- Your instructions -
Your output should repeat the entries below exactly. It should contain no images.
┄┄┄┄┄┄┄┄┄┄
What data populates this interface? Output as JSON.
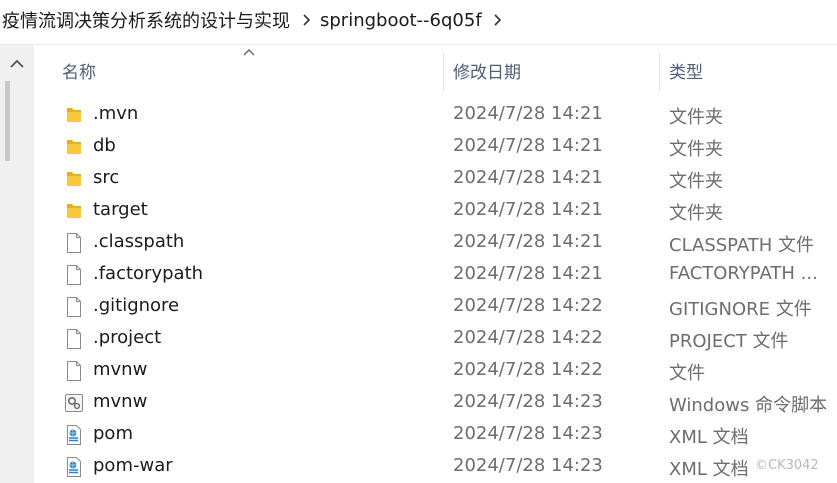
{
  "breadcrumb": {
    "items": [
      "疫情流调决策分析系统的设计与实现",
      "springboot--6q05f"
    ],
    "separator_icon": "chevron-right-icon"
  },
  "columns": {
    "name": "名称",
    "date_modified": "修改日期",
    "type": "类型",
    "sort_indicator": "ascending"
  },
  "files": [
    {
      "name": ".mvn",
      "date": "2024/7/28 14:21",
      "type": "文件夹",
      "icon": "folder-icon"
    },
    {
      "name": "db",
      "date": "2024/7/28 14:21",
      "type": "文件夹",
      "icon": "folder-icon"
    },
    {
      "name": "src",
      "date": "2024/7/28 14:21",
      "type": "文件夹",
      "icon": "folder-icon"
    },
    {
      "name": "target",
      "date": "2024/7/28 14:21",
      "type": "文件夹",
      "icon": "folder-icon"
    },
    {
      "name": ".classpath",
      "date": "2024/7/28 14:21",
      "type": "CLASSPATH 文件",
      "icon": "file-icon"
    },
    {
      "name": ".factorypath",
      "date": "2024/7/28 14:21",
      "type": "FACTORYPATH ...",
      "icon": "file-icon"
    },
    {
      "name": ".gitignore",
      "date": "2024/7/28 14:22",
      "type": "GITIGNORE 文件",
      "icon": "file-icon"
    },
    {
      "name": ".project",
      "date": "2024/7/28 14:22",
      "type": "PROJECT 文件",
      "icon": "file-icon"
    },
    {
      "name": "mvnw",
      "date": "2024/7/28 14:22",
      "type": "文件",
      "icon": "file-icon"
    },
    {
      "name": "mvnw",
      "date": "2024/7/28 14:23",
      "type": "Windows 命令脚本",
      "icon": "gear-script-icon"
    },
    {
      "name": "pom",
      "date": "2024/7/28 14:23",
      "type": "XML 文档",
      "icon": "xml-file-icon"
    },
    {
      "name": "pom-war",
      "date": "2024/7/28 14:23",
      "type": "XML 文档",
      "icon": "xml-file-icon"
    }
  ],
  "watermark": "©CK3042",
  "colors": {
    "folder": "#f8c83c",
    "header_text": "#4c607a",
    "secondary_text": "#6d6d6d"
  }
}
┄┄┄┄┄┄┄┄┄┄
- Solved problem -
What data populates this interface? Output as JSON.
{
  "breadcrumb": {
    "items": [
      "疫情流调决策分析系统的设计与实现",
      "springboot--6q05f"
    ],
    "separator_icon": "chevron-right-icon"
  },
  "columns": {
    "name": "名称",
    "date_modified": "修改日期",
    "type": "类型",
    "sort_indicator": "ascending"
  },
  "files": [
    {
      "name": ".mvn",
      "date": "2024/7/28 14:21",
      "type": "文件夹",
      "icon": "folder-icon"
    },
    {
      "name": "db",
      "date": "2024/7/28 14:21",
      "type": "文件夹",
      "icon": "folder-icon"
    },
    {
      "name": "src",
      "date": "2024/7/28 14:21",
      "type": "文件夹",
      "icon": "folder-icon"
    },
    {
      "name": "target",
      "date": "2024/7/28 14:21",
      "type": "文件夹",
      "icon": "folder-icon"
    },
    {
      "name": ".classpath",
      "date": "2024/7/28 14:21",
      "type": "CLASSPATH 文件",
      "icon": "file-icon"
    },
    {
      "name": ".factorypath",
      "date": "2024/7/28 14:21",
      "type": "FACTORYPATH ...",
      "icon": "file-icon"
    },
    {
      "name": ".gitignore",
      "date": "2024/7/28 14:22",
      "type": "GITIGNORE 文件",
      "icon": "file-icon"
    },
    {
      "name": ".project",
      "date": "2024/7/28 14:22",
      "type": "PROJECT 文件",
      "icon": "file-icon"
    },
    {
      "name": "mvnw",
      "date": "2024/7/28 14:22",
      "type": "文件",
      "icon": "file-icon"
    },
    {
      "name": "mvnw",
      "date": "2024/7/28 14:23",
      "type": "Windows 命令脚本",
      "icon": "gear-script-icon"
    },
    {
      "name": "pom",
      "date": "2024/7/28 14:23",
      "type": "XML 文档",
      "icon": "xml-file-icon"
    },
    {
      "name": "pom-war",
      "date": "2024/7/28 14:23",
      "type": "XML 文档",
      "icon": "xml-file-icon"
    }
  ],
  "watermark": "©CK3042",
  "colors": {
    "folder": "#f8c83c",
    "header_text": "#4c607a",
    "secondary_text": "#6d6d6d"
  }
}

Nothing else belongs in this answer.